Your output should be the full listing, unchanged.

*Source data:*
□ □ □ □

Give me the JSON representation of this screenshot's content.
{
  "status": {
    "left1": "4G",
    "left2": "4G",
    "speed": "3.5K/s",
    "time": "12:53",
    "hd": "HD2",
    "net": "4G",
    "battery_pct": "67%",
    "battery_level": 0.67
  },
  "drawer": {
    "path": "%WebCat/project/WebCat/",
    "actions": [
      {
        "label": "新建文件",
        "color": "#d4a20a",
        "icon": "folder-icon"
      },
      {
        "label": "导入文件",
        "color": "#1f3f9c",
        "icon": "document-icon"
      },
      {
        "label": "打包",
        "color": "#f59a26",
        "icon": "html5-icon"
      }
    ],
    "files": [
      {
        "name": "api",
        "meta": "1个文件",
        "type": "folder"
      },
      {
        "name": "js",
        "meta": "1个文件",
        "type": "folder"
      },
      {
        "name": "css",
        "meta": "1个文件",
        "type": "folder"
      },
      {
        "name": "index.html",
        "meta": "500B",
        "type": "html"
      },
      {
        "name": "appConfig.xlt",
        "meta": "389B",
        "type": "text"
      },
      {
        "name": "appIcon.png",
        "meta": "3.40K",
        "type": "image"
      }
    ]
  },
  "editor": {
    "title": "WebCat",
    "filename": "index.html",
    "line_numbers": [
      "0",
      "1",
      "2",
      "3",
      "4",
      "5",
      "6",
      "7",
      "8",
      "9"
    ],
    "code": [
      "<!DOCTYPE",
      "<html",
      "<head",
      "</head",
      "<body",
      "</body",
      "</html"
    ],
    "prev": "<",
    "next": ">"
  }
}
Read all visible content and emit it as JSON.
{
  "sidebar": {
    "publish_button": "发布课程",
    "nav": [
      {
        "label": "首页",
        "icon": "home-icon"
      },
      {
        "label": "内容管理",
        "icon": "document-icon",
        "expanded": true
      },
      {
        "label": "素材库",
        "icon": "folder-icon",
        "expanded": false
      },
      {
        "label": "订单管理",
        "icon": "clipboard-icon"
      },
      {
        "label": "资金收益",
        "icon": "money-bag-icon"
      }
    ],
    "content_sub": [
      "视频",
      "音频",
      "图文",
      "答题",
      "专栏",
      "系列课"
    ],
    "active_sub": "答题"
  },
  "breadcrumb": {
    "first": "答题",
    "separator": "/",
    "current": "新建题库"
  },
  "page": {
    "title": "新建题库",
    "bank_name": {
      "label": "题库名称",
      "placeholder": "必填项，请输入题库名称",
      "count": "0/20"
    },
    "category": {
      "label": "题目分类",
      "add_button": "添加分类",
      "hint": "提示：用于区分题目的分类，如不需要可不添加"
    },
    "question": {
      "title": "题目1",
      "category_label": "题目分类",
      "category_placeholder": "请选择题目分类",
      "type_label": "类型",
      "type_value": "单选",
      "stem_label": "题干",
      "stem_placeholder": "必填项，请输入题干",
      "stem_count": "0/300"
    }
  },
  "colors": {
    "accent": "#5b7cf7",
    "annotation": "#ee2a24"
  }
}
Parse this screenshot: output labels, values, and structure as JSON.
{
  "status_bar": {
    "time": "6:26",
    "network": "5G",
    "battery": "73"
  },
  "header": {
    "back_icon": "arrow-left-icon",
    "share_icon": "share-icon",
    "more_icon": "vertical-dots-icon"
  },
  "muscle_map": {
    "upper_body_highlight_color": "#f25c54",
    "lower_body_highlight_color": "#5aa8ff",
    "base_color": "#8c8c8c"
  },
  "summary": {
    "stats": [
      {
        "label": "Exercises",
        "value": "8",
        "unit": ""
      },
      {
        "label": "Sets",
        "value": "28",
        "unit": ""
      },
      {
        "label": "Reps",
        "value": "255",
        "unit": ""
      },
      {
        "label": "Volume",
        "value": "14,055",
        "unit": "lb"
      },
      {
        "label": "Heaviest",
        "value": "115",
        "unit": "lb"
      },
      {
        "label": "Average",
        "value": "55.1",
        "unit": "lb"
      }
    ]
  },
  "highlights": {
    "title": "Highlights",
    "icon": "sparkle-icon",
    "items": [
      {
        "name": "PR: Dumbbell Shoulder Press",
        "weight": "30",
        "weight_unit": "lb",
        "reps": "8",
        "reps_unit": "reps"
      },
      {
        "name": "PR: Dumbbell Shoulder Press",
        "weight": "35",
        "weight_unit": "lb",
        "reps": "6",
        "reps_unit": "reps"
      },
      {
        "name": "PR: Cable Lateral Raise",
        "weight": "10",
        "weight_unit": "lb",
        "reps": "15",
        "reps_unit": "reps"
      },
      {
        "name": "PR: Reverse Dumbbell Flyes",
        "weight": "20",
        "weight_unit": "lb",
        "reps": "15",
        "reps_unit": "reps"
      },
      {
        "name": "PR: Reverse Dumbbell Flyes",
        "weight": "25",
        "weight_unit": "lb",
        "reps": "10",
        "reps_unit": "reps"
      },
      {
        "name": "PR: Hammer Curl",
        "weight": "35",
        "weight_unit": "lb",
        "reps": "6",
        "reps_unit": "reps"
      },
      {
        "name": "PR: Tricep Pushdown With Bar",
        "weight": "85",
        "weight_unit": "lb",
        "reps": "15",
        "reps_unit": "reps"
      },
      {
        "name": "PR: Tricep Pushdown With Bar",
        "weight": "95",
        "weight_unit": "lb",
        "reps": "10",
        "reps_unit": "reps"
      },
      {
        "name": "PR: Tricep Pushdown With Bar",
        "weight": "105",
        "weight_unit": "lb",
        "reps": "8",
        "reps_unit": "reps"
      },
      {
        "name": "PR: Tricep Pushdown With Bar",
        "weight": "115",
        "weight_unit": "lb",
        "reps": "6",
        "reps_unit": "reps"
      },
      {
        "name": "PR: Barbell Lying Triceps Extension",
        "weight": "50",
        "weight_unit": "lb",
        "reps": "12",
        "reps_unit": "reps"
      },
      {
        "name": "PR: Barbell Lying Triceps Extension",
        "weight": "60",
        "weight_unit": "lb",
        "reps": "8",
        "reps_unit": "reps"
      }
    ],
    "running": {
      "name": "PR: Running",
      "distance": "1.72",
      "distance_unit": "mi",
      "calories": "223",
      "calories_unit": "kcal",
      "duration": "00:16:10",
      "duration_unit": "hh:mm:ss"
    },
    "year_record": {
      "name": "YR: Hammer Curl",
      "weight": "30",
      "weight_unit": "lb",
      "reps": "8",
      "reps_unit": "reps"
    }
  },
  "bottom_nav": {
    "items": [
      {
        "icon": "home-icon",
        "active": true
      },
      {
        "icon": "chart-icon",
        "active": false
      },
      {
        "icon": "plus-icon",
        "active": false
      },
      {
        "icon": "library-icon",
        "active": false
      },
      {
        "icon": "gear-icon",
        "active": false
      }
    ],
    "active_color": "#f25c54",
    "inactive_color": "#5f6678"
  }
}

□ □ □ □

*The completed task:*
Give me the JSON representation of this screenshot's content.
{
  "status": {
    "left1": "4G",
    "left2": "4G",
    "speed": "3.5K/s",
    "time": "12:53",
    "hd": "HD2",
    "net": "4G",
    "battery_pct": "67%",
    "battery_level": 0.67
  },
  "drawer": {
    "path": "%WebCat/project/WebCat/",
    "actions": [
      {
        "label": "新建文件",
        "color": "#d4a20a",
        "icon": "folder-icon"
      },
      {
        "label": "导入文件",
        "color": "#1f3f9c",
        "icon": "document-icon"
      },
      {
        "label": "打包",
        "color": "#f59a26",
        "icon": "html5-icon"
      }
    ],
    "files": [
      {
        "name": "api",
        "meta": "1个文件",
        "type": "folder"
      },
      {
        "name": "js",
        "meta": "1个文件",
        "type": "folder"
      },
      {
        "name": "css",
        "meta": "1个文件",
        "type": "folder"
      },
      {
        "name": "index.html",
        "meta": "500B",
        "type": "html"
      },
      {
        "name": "appConfig.xlt",
        "meta": "389B",
        "type": "text"
      },
      {
        "name": "appIcon.png",
        "meta": "3.40K",
        "type": "image"
      }
    ]
  },
  "editor": {
    "title": "WebCat",
    "filename": "index.html",
    "line_numbers": [
      "0",
      "1",
      "2",
      "3",
      "4",
      "5",
      "6",
      "7",
      "8",
      "9"
    ],
    "code": [
      "<!DOCTYPE",
      "<html",
      "<head",
      "</head",
      "<body",
      "</body",
      "</html"
    ],
    "prev": "<",
    "next": ">"
  }
}
Read all visible content and emit it as JSON.
{
  "sidebar": {
    "publish_button": "发布课程",
    "nav": [
      {
        "label": "首页",
        "icon": "home-icon"
      },
      {
        "label": "内容管理",
        "icon": "document-icon",
        "expanded": true
      },
      {
        "label": "素材库",
        "icon": "folder-icon",
        "expanded": false
      },
      {
        "label": "订单管理",
        "icon": "clipboard-icon"
      },
      {
        "label": "资金收益",
        "icon": "money-bag-icon"
      }
    ],
    "content_sub": [
      "视频",
      "音频",
      "图文",
      "答题",
      "专栏",
      "系列课"
    ],
    "active_sub": "答题"
  },
  "breadcrumb": {
    "first": "答题",
    "separator": "/",
    "current": "新建题库"
  },
  "page": {
    "title": "新建题库",
    "bank_name": {
      "label": "题库名称",
      "placeholder": "必填项，请输入题库名称",
      "count": "0/20"
    },
    "category": {
      "label": "题目分类",
      "add_button": "添加分类",
      "hint": "提示：用于区分题目的分类，如不需要可不添加"
    },
    "question": {
      "title": "题目1",
      "category_label": "题目分类",
      "category_placeholder": "请选择题目分类",
      "type_label": "类型",
      "type_value": "单选",
      "stem_label": "题干",
      "stem_placeholder": "必填项，请输入题干",
      "stem_count": "0/300"
    }
  },
  "colors": {
    "accent": "#5b7cf7",
    "annotation": "#ee2a24"
  }
}
Parse this screenshot: output labels, values, and structure as JSON.
{
  "status_bar": {
    "time": "6:26",
    "network": "5G",
    "battery": "73"
  },
  "header": {
    "back_icon": "arrow-left-icon",
    "share_icon": "share-icon",
    "more_icon": "vertical-dots-icon"
  },
  "muscle_map": {
    "upper_body_highlight_color": "#f25c54",
    "lower_body_highlight_color": "#5aa8ff",
    "base_color": "#8c8c8c"
  },
  "summary": {
    "stats": [
      {
        "label": "Exercises",
        "value": "8",
        "unit": ""
      },
      {
        "label": "Sets",
        "value": "28",
        "unit": ""
      },
      {
        "label": "Reps",
        "value": "255",
        "unit": ""
      },
      {
        "label": "Volume",
        "value": "14,055",
        "unit": "lb"
      },
      {
        "label": "Heaviest",
        "value": "115",
        "unit": "lb"
      },
      {
        "label": "Average",
        "value": "55.1",
        "unit": "lb"
      }
    ]
  },
  "highlights": {
    "title": "Highlights",
    "icon": "sparkle-icon",
    "items": [
      {
        "name": "PR: Dumbbell Shoulder Press",
        "weight": "30",
        "weight_unit": "lb",
        "reps": "8",
        "reps_unit": "reps"
      },
      {
        "name": "PR: Dumbbell Shoulder Press",
        "weight": "35",
        "weight_unit": "lb",
        "reps": "6",
        "reps_unit": "reps"
      },
      {
        "name": "PR: Cable Lateral Raise",
        "weight": "10",
        "weight_unit": "lb",
        "reps": "15",
        "reps_unit": "reps"
      },
      {
        "name": "PR: Reverse Dumbbell Flyes",
        "weight": "20",
        "weight_unit": "lb",
        "reps": "15",
        "reps_unit": "reps"
      },
      {
        "name": "PR: Reverse Dumbbell Flyes",
        "weight": "25",
        "weight_unit": "lb",
        "reps": "10",
        "reps_unit": "reps"
      },
      {
        "name": "PR: Hammer Curl",
        "weight": "35",
        "weight_unit": "lb",
        "reps": "6",
        "reps_unit": "reps"
      },
      {
        "name": "PR: Tricep Pushdown With Bar",
        "weight": "85",
        "weight_unit": "lb",
        "reps": "15",
        "reps_unit": "reps"
      },
      {
        "name": "PR: Tricep Pushdown With Bar",
        "weight": "95",
        "weight_unit": "lb",
        "reps": "10",
        "reps_unit": "reps"
      },
      {
        "name": "PR: Tricep Pushdown With Bar",
        "weight": "105",
        "weight_unit": "lb",
        "reps": "8",
        "reps_unit": "reps"
      },
      {
        "name": "PR: Tricep Pushdown With Bar",
        "weight": "115",
        "weight_unit": "lb",
        "reps": "6",
        "reps_unit": "reps"
      },
      {
        "name": "PR: Barbell Lying Triceps Extension",
        "weight": "50",
        "weight_unit": "lb",
        "reps": "12",
        "reps_unit": "reps"
      },
      {
        "name": "PR: Barbell Lying Triceps Extension",
        "weight": "60",
        "weight_unit": "lb",
        "reps": "8",
        "reps_unit": "reps"
      }
    ],
    "running": {
      "name": "PR: Running",
      "distance": "1.72",
      "distance_unit": "mi",
      "calories": "223",
      "calories_unit": "kcal",
      "duration": "00:16:10",
      "duration_unit": "hh:mm:ss"
    },
    "year_record": {
      "name": "YR: Hammer Curl",
      "weight": "30",
      "weight_unit": "lb",
      "reps": "8",
      "reps_unit": "reps"
    }
  },
  "bottom_nav": {
    "items": [
      {
        "icon": "home-icon",
        "active": true
      },
      {
        "icon": "chart-icon",
        "active": false
      },
      {
        "icon": "plus-icon",
        "active": false
      },
      {
        "icon": "library-icon",
        "active": false
      },
      {
        "icon": "gear-icon",
        "active": false
      }
    ],
    "active_color": "#f25c54",
    "inactive_color": "#5f6678"
  }
}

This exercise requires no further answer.